- the part of a parachute jump that precedes the opening of the parachute.
- a decline, especially a sudden or rapid decline, as in value or prestige, that appears to be endless or bottomless: The economy was in a free fall all winter.
Origin of free fall
- (of parachutists) to descend initially, as for a designated interval, in a free fall: The jumpers were required to free-fall for eight seconds.
- denoting or suggesting a free fall: a free-fall recession.
Examples from the Web for freefall
But so too might the elevator cable snap and send you into a freefall.Ding Dong, You Have Lice
October 31, 2013
It went into freefall as the political stalemate worsened through July.2011's Debt Ceiling Debacle
May 29, 2012
But if it drives readers even further away from old-fashioned newsprint, it could inadvertently send revenues into freefall.How the iPad Could Kill Newspapers
Richard J. Tofel
February 13, 2010
Some of the rock-star artists who experienced meteoric rises, helped by manipulations on the auction block, are now in freefall.Art's New Price Hype
May 12, 2009
I fell, spun, plunged head over heels through tilting lights and shadows that flung us through eternities of freefall.The Door Through Space
Marion Zimmer Bradley
- free descent of a body in which the gravitational force is the only force acting on it
- the part of a parachute descent before the parachute opens
Word Origin and History for freefall
Idioms and Phrases with freefall

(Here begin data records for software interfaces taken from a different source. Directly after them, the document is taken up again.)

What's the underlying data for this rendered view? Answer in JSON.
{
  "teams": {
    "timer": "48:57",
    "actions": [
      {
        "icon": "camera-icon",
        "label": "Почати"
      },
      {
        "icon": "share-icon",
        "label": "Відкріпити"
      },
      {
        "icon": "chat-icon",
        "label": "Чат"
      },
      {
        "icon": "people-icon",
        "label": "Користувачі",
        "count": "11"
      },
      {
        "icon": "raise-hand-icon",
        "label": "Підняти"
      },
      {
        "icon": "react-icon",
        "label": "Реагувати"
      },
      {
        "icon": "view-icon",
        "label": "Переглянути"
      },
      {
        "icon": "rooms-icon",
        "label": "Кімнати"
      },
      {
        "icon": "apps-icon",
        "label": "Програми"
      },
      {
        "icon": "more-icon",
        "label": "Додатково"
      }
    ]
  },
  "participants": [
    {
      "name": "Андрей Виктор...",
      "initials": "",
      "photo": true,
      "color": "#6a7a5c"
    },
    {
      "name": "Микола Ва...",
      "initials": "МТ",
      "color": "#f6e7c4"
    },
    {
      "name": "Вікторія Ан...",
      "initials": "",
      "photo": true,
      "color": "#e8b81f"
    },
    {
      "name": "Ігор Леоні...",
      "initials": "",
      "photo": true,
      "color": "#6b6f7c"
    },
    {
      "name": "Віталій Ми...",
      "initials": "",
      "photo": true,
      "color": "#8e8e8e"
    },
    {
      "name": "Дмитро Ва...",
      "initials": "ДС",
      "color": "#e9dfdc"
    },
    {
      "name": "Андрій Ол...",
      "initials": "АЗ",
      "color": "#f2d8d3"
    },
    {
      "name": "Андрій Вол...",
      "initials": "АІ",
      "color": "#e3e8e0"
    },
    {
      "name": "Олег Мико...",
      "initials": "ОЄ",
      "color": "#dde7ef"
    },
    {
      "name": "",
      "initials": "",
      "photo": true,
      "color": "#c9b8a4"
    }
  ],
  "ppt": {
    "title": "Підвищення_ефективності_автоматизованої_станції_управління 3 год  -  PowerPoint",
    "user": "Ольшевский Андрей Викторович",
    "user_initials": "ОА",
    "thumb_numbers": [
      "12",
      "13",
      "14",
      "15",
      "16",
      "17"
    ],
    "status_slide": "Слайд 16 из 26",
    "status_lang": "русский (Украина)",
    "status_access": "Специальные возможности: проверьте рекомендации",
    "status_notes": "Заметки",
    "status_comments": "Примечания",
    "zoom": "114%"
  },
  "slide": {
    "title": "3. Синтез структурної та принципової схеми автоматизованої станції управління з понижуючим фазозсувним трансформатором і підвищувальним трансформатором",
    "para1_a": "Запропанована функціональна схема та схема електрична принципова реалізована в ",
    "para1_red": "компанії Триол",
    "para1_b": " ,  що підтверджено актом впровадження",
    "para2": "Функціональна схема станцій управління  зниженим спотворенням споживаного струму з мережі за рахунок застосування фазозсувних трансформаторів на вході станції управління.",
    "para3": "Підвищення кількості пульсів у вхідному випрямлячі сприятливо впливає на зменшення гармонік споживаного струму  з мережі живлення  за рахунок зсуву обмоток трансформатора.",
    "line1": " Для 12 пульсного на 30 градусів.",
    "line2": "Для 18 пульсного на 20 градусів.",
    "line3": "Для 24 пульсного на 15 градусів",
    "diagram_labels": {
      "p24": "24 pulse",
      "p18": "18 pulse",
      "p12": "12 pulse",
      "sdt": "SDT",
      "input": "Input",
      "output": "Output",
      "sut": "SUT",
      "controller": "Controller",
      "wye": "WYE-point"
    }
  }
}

A rapid, uncontrolled decline, as in The markets threatened to go into free fall and we came close to outright panic. This term transfers the aeronautical meaning of a free fall, that is, “a fall through the air without any impedance, such as a parachute,” to other kinds of precipitous drop. [Second half of 1900s]